  • Investigative
  • Investigative occupations frequently involve working with ideas, and require an extensive amount of thinking. These occupations can involve searching for facts and figuring out problems mentally.
  • Social
  • Social occupations frequently involve working with, communicating with, and teaching people. These occupations often involve helping or providing service to others.
  • Artistic
  • Artistic occupations frequently involve working with forms, designs and patterns. They often require self-expression and the work can be done without following a clear set of rules.
  • Enterprising
  • Enterprising occupations frequently involve starting up and carrying out projects. These occupations can involve leading people and making many decisions. Sometimes they require risk taking and often deal with business.

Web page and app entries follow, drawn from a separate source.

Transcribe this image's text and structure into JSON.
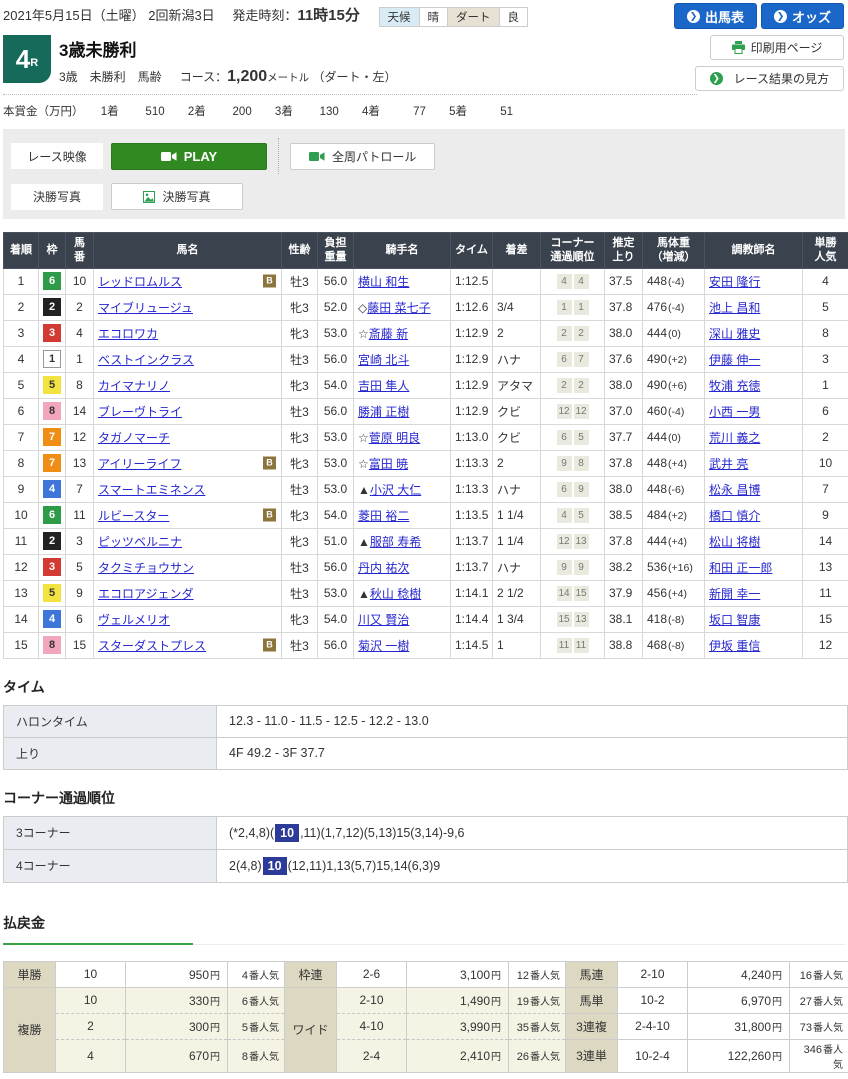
{
  "header": {
    "date_line": "2021年5月15日（土曜）  2回新潟3日",
    "start_label": "発走時刻：",
    "start_time": "11時15分",
    "weather_label": "天候",
    "weather_value": "晴",
    "track_label": "ダート",
    "track_value": "良",
    "btn_shutsuba": "出馬表",
    "btn_odds": "オッズ",
    "btn_print": "印刷用ページ",
    "btn_guide": "レース結果の見方"
  },
  "race": {
    "number": "4",
    "number_suffix": "R",
    "title": "3歳未勝利",
    "conditions": "3歳　未勝利　馬齢",
    "course_label": "コース：",
    "course_value": "1,200",
    "course_unit": "メートル",
    "course_note": "（ダート・左）"
  },
  "prize": {
    "label": "本賞金（万円）",
    "items": [
      {
        "place": "1着",
        "amount": "510"
      },
      {
        "place": "2着",
        "amount": "200"
      },
      {
        "place": "3着",
        "amount": "130"
      },
      {
        "place": "4着",
        "amount": "77"
      },
      {
        "place": "5着",
        "amount": "51"
      }
    ]
  },
  "media": {
    "race_video_label": "レース映像",
    "play_label": "PLAY",
    "patrol_label": "全周パトロール",
    "photo_label": "決勝写真",
    "photo_button_label": "決勝写真"
  },
  "results": {
    "blinker_label": "B",
    "headers": [
      "着順",
      "枠",
      "馬\n番",
      "馬名",
      "性齢",
      "負担\n重量",
      "騎手名",
      "タイム",
      "着差",
      "コーナー\n通過順位",
      "推定\n上り",
      "馬体重\n（増減）",
      "調教師名",
      "単勝\n人気"
    ],
    "rows": [
      {
        "place": "1",
        "frame": "6",
        "number": "10",
        "name": "レッドロムルス",
        "blinker": true,
        "sex_age": "牡3",
        "weight": "56.0",
        "jockey_mark": "",
        "jockey": "横山 和生",
        "time": "1:12.5",
        "margin": "",
        "corners": [
          "4",
          "4"
        ],
        "last3f": "37.5",
        "body_weight": "448",
        "body_weight_diff": "(-4)",
        "trainer": "安田 隆行",
        "popularity": "4"
      },
      {
        "place": "2",
        "frame": "2",
        "number": "2",
        "name": "マイブリュージュ",
        "blinker": false,
        "sex_age": "牝3",
        "weight": "52.0",
        "jockey_mark": "◇",
        "jockey": "藤田 菜七子",
        "time": "1:12.6",
        "margin": "3/4",
        "corners": [
          "1",
          "1"
        ],
        "last3f": "37.8",
        "body_weight": "476",
        "body_weight_diff": "(-4)",
        "trainer": "池上 昌和",
        "popularity": "5"
      },
      {
        "place": "3",
        "frame": "3",
        "number": "4",
        "name": "エコロワカ",
        "blinker": false,
        "sex_age": "牝3",
        "weight": "53.0",
        "jockey_mark": "☆",
        "jockey": "斎藤 新",
        "time": "1:12.9",
        "margin": "2",
        "corners": [
          "2",
          "2"
        ],
        "last3f": "38.0",
        "body_weight": "444",
        "body_weight_diff": "(0)",
        "trainer": "深山 雅史",
        "popularity": "8"
      },
      {
        "place": "4",
        "frame": "1",
        "number": "1",
        "name": "ベストインクラス",
        "blinker": false,
        "sex_age": "牡3",
        "weight": "56.0",
        "jockey_mark": "",
        "jockey": "宮崎 北斗",
        "time": "1:12.9",
        "margin": "ハナ",
        "corners": [
          "6",
          "7"
        ],
        "last3f": "37.6",
        "body_weight": "490",
        "body_weight_diff": "(+2)",
        "trainer": "伊藤 伸一",
        "popularity": "3"
      },
      {
        "place": "5",
        "frame": "5",
        "number": "8",
        "name": "カイマナリノ",
        "blinker": false,
        "sex_age": "牝3",
        "weight": "54.0",
        "jockey_mark": "",
        "jockey": "吉田 隼人",
        "time": "1:12.9",
        "margin": "アタマ",
        "corners": [
          "2",
          "2"
        ],
        "last3f": "38.0",
        "body_weight": "490",
        "body_weight_diff": "(+6)",
        "trainer": "牧浦 充徳",
        "popularity": "1"
      },
      {
        "place": "6",
        "frame": "8",
        "number": "14",
        "name": "ブレーヴトライ",
        "blinker": false,
        "sex_age": "牡3",
        "weight": "56.0",
        "jockey_mark": "",
        "jockey": "勝浦 正樹",
        "time": "1:12.9",
        "margin": "クビ",
        "corners": [
          "12",
          "12"
        ],
        "last3f": "37.0",
        "body_weight": "460",
        "body_weight_diff": "(-4)",
        "trainer": "小西 一男",
        "popularity": "6"
      },
      {
        "place": "7",
        "frame": "7",
        "number": "12",
        "name": "タガノマーチ",
        "blinker": false,
        "sex_age": "牝3",
        "weight": "53.0",
        "jockey_mark": "☆",
        "jockey": "菅原 明良",
        "time": "1:13.0",
        "margin": "クビ",
        "corners": [
          "6",
          "5"
        ],
        "last3f": "37.7",
        "body_weight": "444",
        "body_weight_diff": "(0)",
        "trainer": "荒川 義之",
        "popularity": "2"
      },
      {
        "place": "8",
        "frame": "7",
        "number": "13",
        "name": "アイリーライフ",
        "blinker": true,
        "sex_age": "牝3",
        "weight": "53.0",
        "jockey_mark": "☆",
        "jockey": "富田 暁",
        "time": "1:13.3",
        "margin": "2",
        "corners": [
          "9",
          "8"
        ],
        "last3f": "37.8",
        "body_weight": "448",
        "body_weight_diff": "(+4)",
        "trainer": "武井 亮",
        "popularity": "10"
      },
      {
        "place": "9",
        "frame": "4",
        "number": "7",
        "name": "スマートエミネンス",
        "blinker": false,
        "sex_age": "牡3",
        "weight": "53.0",
        "jockey_mark": "▲",
        "jockey": "小沢 大仁",
        "time": "1:13.3",
        "margin": "ハナ",
        "corners": [
          "6",
          "9"
        ],
        "last3f": "38.0",
        "body_weight": "448",
        "body_weight_diff": "(-6)",
        "trainer": "松永 昌博",
        "popularity": "7"
      },
      {
        "place": "10",
        "frame": "6",
        "number": "11",
        "name": "ルビースター",
        "blinker": true,
        "sex_age": "牝3",
        "weight": "54.0",
        "jockey_mark": "",
        "jockey": "菱田 裕二",
        "time": "1:13.5",
        "margin": "1 1/4",
        "corners": [
          "4",
          "5"
        ],
        "last3f": "38.5",
        "body_weight": "484",
        "body_weight_diff": "(+2)",
        "trainer": "橋口 慎介",
        "popularity": "9"
      },
      {
        "place": "11",
        "frame": "2",
        "number": "3",
        "name": "ピッツベルニナ",
        "blinker": false,
        "sex_age": "牝3",
        "weight": "51.0",
        "jockey_mark": "▲",
        "jockey": "服部 寿希",
        "time": "1:13.7",
        "margin": "1 1/4",
        "corners": [
          "12",
          "13"
        ],
        "last3f": "37.8",
        "body_weight": "444",
        "body_weight_diff": "(+4)",
        "trainer": "松山 将樹",
        "popularity": "14"
      },
      {
        "place": "12",
        "frame": "3",
        "number": "5",
        "name": "タクミチョウサン",
        "blinker": false,
        "sex_age": "牡3",
        "weight": "56.0",
        "jockey_mark": "",
        "jockey": "丹内 祐次",
        "time": "1:13.7",
        "margin": "ハナ",
        "corners": [
          "9",
          "9"
        ],
        "last3f": "38.2",
        "body_weight": "536",
        "body_weight_diff": "(+16)",
        "trainer": "和田 正一郎",
        "popularity": "13"
      },
      {
        "place": "13",
        "frame": "5",
        "number": "9",
        "name": "エコロアジェンダ",
        "blinker": false,
        "sex_age": "牡3",
        "weight": "53.0",
        "jockey_mark": "▲",
        "jockey": "秋山 稔樹",
        "time": "1:14.1",
        "margin": "2 1/2",
        "corners": [
          "14",
          "15"
        ],
        "last3f": "37.9",
        "body_weight": "456",
        "body_weight_diff": "(+4)",
        "trainer": "新開 幸一",
        "popularity": "11"
      },
      {
        "place": "14",
        "frame": "4",
        "number": "6",
        "name": "ヴェルメリオ",
        "blinker": false,
        "sex_age": "牝3",
        "weight": "54.0",
        "jockey_mark": "",
        "jockey": "川又 賢治",
        "time": "1:14.4",
        "margin": "1 3/4",
        "corners": [
          "15",
          "13"
        ],
        "last3f": "38.1",
        "body_weight": "418",
        "body_weight_diff": "(-8)",
        "trainer": "坂口 智康",
        "popularity": "15"
      },
      {
        "place": "15",
        "frame": "8",
        "number": "15",
        "name": "スターダストプレス",
        "blinker": true,
        "sex_age": "牡3",
        "weight": "56.0",
        "jockey_mark": "",
        "jockey": "菊沢 一樹",
        "time": "1:14.5",
        "margin": "1",
        "corners": [
          "11",
          "11"
        ],
        "last3f": "38.8",
        "body_weight": "468",
        "body_weight_diff": "(-8)",
        "trainer": "伊坂 重信",
        "popularity": "12"
      }
    ]
  },
  "time_section": {
    "title": "タイム",
    "rows": [
      {
        "label": "ハロンタイム",
        "value": "12.3 - 11.0 - 11.5 - 12.5 - 12.2 - 13.0"
      },
      {
        "label": "上り",
        "value": "4F 49.2 - 3F 37.7"
      }
    ]
  },
  "corner_section": {
    "title": "コーナー通過順位",
    "rows": [
      {
        "label": "3コーナー",
        "prefix": "(*2,4,8)(",
        "highlight": "10",
        "suffix": ",11)(1,7,12)(5,13)15(3,14)-9,6"
      },
      {
        "label": "4コーナー",
        "prefix": "2(4,8)",
        "highlight": "10",
        "suffix": "(12,11)1,13(5,7)15,14(6,3)9"
      }
    ]
  },
  "payout": {
    "title": "払戻金",
    "labels": {
      "yen": "円",
      "ninki": "番人気"
    },
    "groups": [
      {
        "bets": [
          {
            "name": "単勝",
            "rows": [
              [
                "10",
                "950",
                "4"
              ]
            ]
          },
          {
            "name": "複勝",
            "rows": [
              [
                "10",
                "330",
                "6"
              ],
              [
                "2",
                "300",
                "5"
              ],
              [
                "4",
                "670",
                "8"
              ]
            ]
          }
        ]
      },
      {
        "bets": [
          {
            "name": "枠連",
            "rows": [
              [
                "2-6",
                "3,100",
                "12"
              ]
            ]
          },
          {
            "name": "ワイド",
            "rows": [
              [
                "2-10",
                "1,490",
                "19"
              ],
              [
                "4-10",
                "3,990",
                "35"
              ],
              [
                "2-4",
                "2,410",
                "26"
              ]
            ]
          }
        ]
      },
      {
        "bets": [
          {
            "name": "馬連",
            "rows": [
              [
                "2-10",
                "4,240",
                "16"
              ]
            ]
          },
          {
            "name": "馬単",
            "rows": [
              [
                "10-2",
                "6,970",
                "27"
              ]
            ]
          },
          {
            "name": "3連複",
            "rows": [
              [
                "2-4-10",
                "31,800",
                "73"
              ]
            ]
          },
          {
            "name": "3連単",
            "rows": [
              [
                "10-2-4",
                "122,260",
                "346"
              ]
            ]
          }
        ]
      }
    ]
  }
}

  • Second Interest High-Point
  • Secondary-Cutoff/Rank Descriptiveness
  • Realistic
  • Realistic occupations frequently involve work activities that include practical, hands-on problems and solutions. They often deal with plants, animals, and real-world materials like wood, tools, and machinery. Many of the occupations require working outside, and do not involve a lot of paperwork or working closely with others.
  • Third Interest High-Point
  • Tertiary-Cutoff/Rank Descriptiveness

Work Styles

  • Integrity
  • Job requires being honest and ethical.
  • Attention to Detail
  • Job requires being careful about detail and thorough in completing work tasks.
  • Analytical Thinking
  • Job requires analyzing information and using logic to address work-related issues and problems.
  • Dependability
  • Job requires being reliable, responsible, and dependable, and fulfilling obligations.
  • Independence
  • Job requires developing one's own ways of doing things, guiding oneself with little or no supervision, and depending on oneself to get things done.
  • Adaptability/Flexibility
  • Job requires being open to change (positive or negative) and to considerable variety in the workplace.
  • Cooperation
  • Job requires being pleasant with others on the job and displaying a good-natured, cooperative attitude.
  • Persistence
  • Job requires persistence in the face of obstacles.
  • Initiative
  • Job requires a willingness to take on responsibilities and challenges.
  • Achievement/Effort
  • Job requires establishing and maintaining personally challenging achievement goals and exerting effort toward mastering tasks.